Now that we covered expiration and shelf life, it’s time to tackle storage practices.
Does Margarine Need to be Refrigerated?
While margarine stays safe at room temperature, its quality degrades much faster, and within a couple of days, it might start to separate. Because of that, refrigeration is the way to go, and most brands recommend it.
In fact, if I noticed that the producer suggested leaving the spread on the counter, I’d get suspicious. That’s because it quite possibly means the product is loaded with preservatives and emulsifiers that make sure the fat retains quality while on the counter.
(Margarine isn’t lard, which keeps quite well without refrigeration.)
Of course, how quickly margarine degrades if not refrigerated depends on the brand and ingredients used. The more natural the product, the quicker its quality will decline.
Can You Leave Margarine Out?

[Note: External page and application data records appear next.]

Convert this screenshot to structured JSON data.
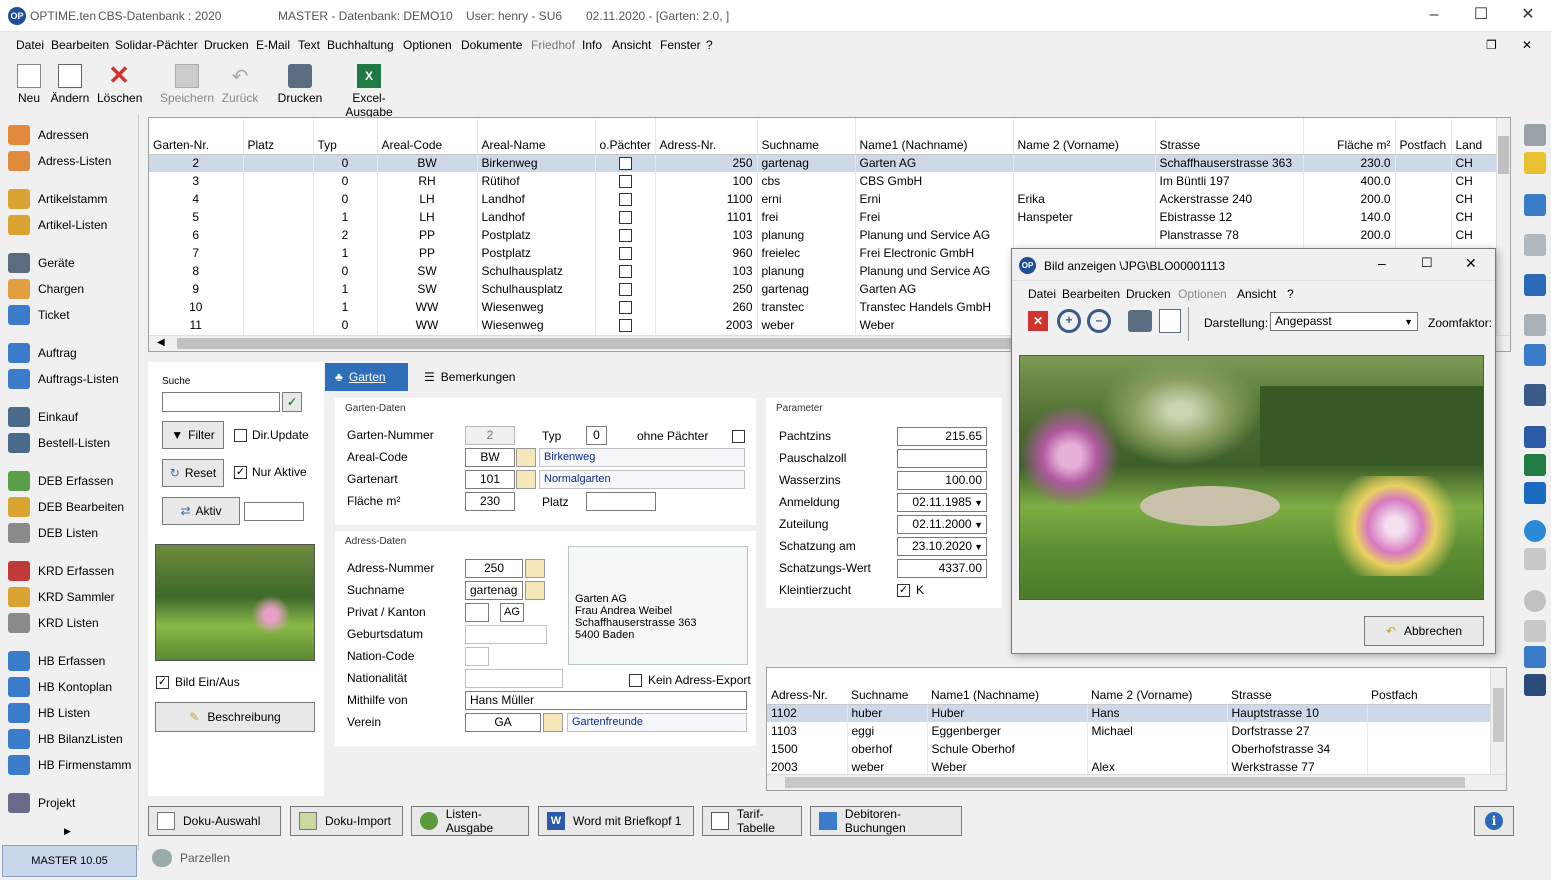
{
  "window": {
    "title_app": "OPTIME.ten",
    "title_db": "CBS-Datenbank : 2020",
    "title_master": "MASTER - Datenbank: DEMO10",
    "title_user": "User: henry - SU6",
    "title_date": "02.11.2020 - [Garten: 2.0, ]"
  },
  "menu": [
    "Datei",
    "Bearbeiten",
    "Solidar-Pächter",
    "Drucken",
    "E-Mail",
    "Text",
    "Buchhaltung",
    "Optionen",
    "Dokumente",
    "Friedhof",
    "Info",
    "Ansicht",
    "Fenster",
    "?"
  ],
  "toolbar": {
    "neu": "Neu",
    "aendern": "Ändern",
    "loeschen": "Löschen",
    "speichern": "Speichern",
    "zurueck": "Zurück",
    "drucken": "Drucken",
    "excel": "Excel-Ausgabe"
  },
  "sidebar": [
    "Adressen",
    "Adress-Listen",
    "Artikelstamm",
    "Artikel-Listen",
    "Geräte",
    "Chargen",
    "Ticket",
    "Auftrag",
    "Auftrags-Listen",
    "Einkauf",
    "Bestell-Listen",
    "DEB Erfassen",
    "DEB Bearbeiten",
    "DEB Listen",
    "KRD Erfassen",
    "KRD Sammler",
    "KRD Listen",
    "HB Erfassen",
    "HB Kontoplan",
    "HB Listen",
    "HB BilanzListen",
    "HB Firmenstamm",
    "Projekt"
  ],
  "status": {
    "left": "MASTER   10.05",
    "parzellen": "Parzellen"
  },
  "grid": {
    "headers": [
      "Garten-Nr.",
      "Platz",
      "Typ",
      "Areal-Code",
      "Areal-Name",
      "o.Pächter",
      "Adress-Nr.",
      "Suchname",
      "Name1 (Nachname)",
      "Name 2 (Vorname)",
      "Strasse",
      "Fläche m²",
      "Postfach",
      "Land"
    ],
    "rows": [
      [
        "2",
        "",
        "0",
        "BW",
        "Birkenweg",
        "250",
        "gartenag",
        "Garten AG",
        "",
        "Schaffhauserstrasse 363",
        "230.0",
        "",
        "CH"
      ],
      [
        "3",
        "",
        "0",
        "RH",
        "Rütihof",
        "100",
        "cbs",
        "CBS GmbH",
        "",
        "Im Büntli 197",
        "400.0",
        "",
        "CH"
      ],
      [
        "4",
        "",
        "0",
        "LH",
        "Landhof",
        "1100",
        "erni",
        "Erni",
        "Erika",
        "Ackerstrasse 240",
        "200.0",
        "",
        "CH"
      ],
      [
        "5",
        "",
        "1",
        "LH",
        "Landhof",
        "1101",
        "frei",
        "Frei",
        "Hanspeter",
        "Ebistrasse 12",
        "140.0",
        "",
        "CH"
      ],
      [
        "6",
        "",
        "2",
        "PP",
        "Postplatz",
        "103",
        "planung",
        "Planung und Service AG",
        "",
        "Planstrasse 78",
        "200.0",
        "",
        "CH"
      ],
      [
        "7",
        "",
        "1",
        "PP",
        "Postplatz",
        "960",
        "freielec",
        "Frei Electronic GmbH",
        "",
        "",
        "",
        "",
        ""
      ],
      [
        "8",
        "",
        "0",
        "SW",
        "Schulhausplatz",
        "103",
        "planung",
        "Planung und Service AG",
        "",
        "",
        "",
        "",
        ""
      ],
      [
        "9",
        "",
        "1",
        "SW",
        "Schulhausplatz",
        "250",
        "gartenag",
        "Garten AG",
        "",
        "",
        "",
        "",
        ""
      ],
      [
        "10",
        "",
        "1",
        "WW",
        "Wiesenweg",
        "260",
        "transtec",
        "Transtec Handels GmbH",
        "",
        "",
        "",
        "",
        ""
      ],
      [
        "11",
        "",
        "0",
        "WW",
        "Wiesenweg",
        "2003",
        "weber",
        "Weber",
        "",
        "",
        "",
        "",
        ""
      ]
    ]
  },
  "search": {
    "label": "Suche",
    "filter": "Filter",
    "dirupdate": "Dir.Update",
    "reset": "Reset",
    "nuraktive": "Nur Aktive",
    "aktiv": "Aktiv",
    "bild": "Bild Ein/Aus",
    "beschreibung": "Beschreibung"
  },
  "tabs": {
    "garten": "Garten",
    "bemerkungen": "Bemerkungen"
  },
  "garten": {
    "section": "Garten-Daten",
    "nr_label": "Garten-Nummer",
    "nr": "2",
    "typ_label": "Typ",
    "typ": "0",
    "ohne_label": "ohne Pächter",
    "areal_label": "Areal-Code",
    "areal": "BW",
    "areal_name": "Birkenweg",
    "art_label": "Gartenart",
    "art": "101",
    "art_name": "Normalgarten",
    "flaeche_label": "Fläche m²",
    "flaeche": "230",
    "platz_label": "Platz"
  },
  "adresse": {
    "section": "Adress-Daten",
    "nr_label": "Adress-Nummer",
    "nr": "250",
    "such_label": "Suchname",
    "such": "gartenag",
    "privat_label": "Privat / Kanton",
    "kanton": "AG",
    "geb_label": "Geburtsdatum",
    "nation_label": "Nation-Code",
    "nationalitaet_label": "Nationalität",
    "mithilfe_label": "Mithilfe von",
    "mithilfe": "Hans Müller",
    "verein_label": "Verein",
    "verein": "GA",
    "verein_name": "Gartenfreunde",
    "kein_export": "Kein Adress-Export",
    "addr1": "Garten AG",
    "addr2": "Frau Andrea Weibel",
    "addr3": "Schaffhauserstrasse 363",
    "addr4": "5400 Baden"
  },
  "params": {
    "section": "Parameter",
    "pachtzins_label": "Pachtzins",
    "pachtzins": "215.65",
    "pauschal_label": "Pauschalzoll",
    "wasser_label": "Wasserzins",
    "wasser": "100.00",
    "anmeldung_label": "Anmeldung",
    "anmeldung": "02.11.1985",
    "zuteilung_label": "Zuteilung",
    "zuteilung": "02.11.2000",
    "schatzung_label": "Schatzung am",
    "schatzung": "23.10.2020",
    "wert_label": "Schatzungs-Wert",
    "wert": "4337.00",
    "klein_label": "Kleintierzucht",
    "klein": "K"
  },
  "popup": {
    "title": "Bild anzeigen  \\JPG\\BLO00001113",
    "menu": [
      "Datei",
      "Bearbeiten",
      "Drucken",
      "Optionen",
      "Ansicht",
      "?"
    ],
    "darstellung_label": "Darstellung:",
    "darstellung": "Angepasst",
    "zoom_label": "Zoomfaktor:",
    "abbrechen": "Abbrechen"
  },
  "subgrid": {
    "headers": [
      "Adress-Nr.",
      "Suchname",
      "Name1 (Nachname)",
      "Name 2 (Vorname)",
      "Strasse",
      "Postfach"
    ],
    "rows": [
      [
        "1102",
        "huber",
        "Huber",
        "Hans",
        "Hauptstrasse 10",
        ""
      ],
      [
        "1103",
        "eggi",
        "Eggenberger",
        "Michael",
        "Dorfstrasse 27",
        ""
      ],
      [
        "1500",
        "oberhof",
        "Schule Oberhof",
        "",
        "Oberhofstrasse 34",
        ""
      ],
      [
        "2003",
        "weber",
        "Weber",
        "Alex",
        "Werkstrasse 77",
        ""
      ]
    ]
  },
  "bottom": [
    "Doku-Auswahl",
    "Doku-Import",
    "Listen-Ausgabe",
    "Word mit Briefkopf 1",
    "Tarif-Tabelle",
    "Debitoren-Buchungen"
  ]
}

If you don’t want to compromise its quality, you can leave margarine out only for up to a couple of hours, maybe overnight.
Some brands give specific recommendations. For instance, Smart Balance says you can leave their spreads on the counter for up to 5 hours. But you probably don’t need exact numbers to know how to proceed here.
In short, you can’t leave margarine or buttery spreads on the counter for long without facing the consequences.
Can You Freeze Margarine?
Most margarine and buttery spreads freeze perfectly well, just like butter does.
The exception here are spreads labeled as “light” or “fat-reduced.” Those contain less fat than regular margarine or butter, which means freezing them might affect their texture more.
In other words, you might not necessarily be pleased with what you get after defrosting it.
Because of that, if you’re thinking about freezing your “light” buttery spread, I suggest a test run, in which you freeze a small amount to see how it goes.
When it comes to the freezing process, it’s as simple as it gets. You place the margarine stick in a freezer bag (for some extra protection), squeeze out the air, seal the bag, and put it in the freezer.
If you want, you can divide the stick into a few smaller pieces and wrap them individually. This way, you don’t need to defrost the entire thing.
For best quality, defrost and use the frozen margarine within 6 months of freezing. Of course, the vegetable spread will stay safe to eat indefinitely, but the longer it’s frozen, the worse quality you should expect.
Margarine Shelf Life and Spoilage Summary
Margarine usually lasts for a couple of weeks past the printed date; sometimes even a month or two. It depends on the amount of preservatives added and processing involved.
Like other similar products, margarine usually spoils by going rancid. The easiest way to tell if yours is rancid is to smell it. If it gives off a chemical-like smell (e.g. nail polish remover), that’s a sure sign.
When it comes to storage, refrigeration is strongly recommended by almost all brands, and that’s how you should store margarine.
Last, if you need more storage time than the usual couple of months you get, you can freeze margarine.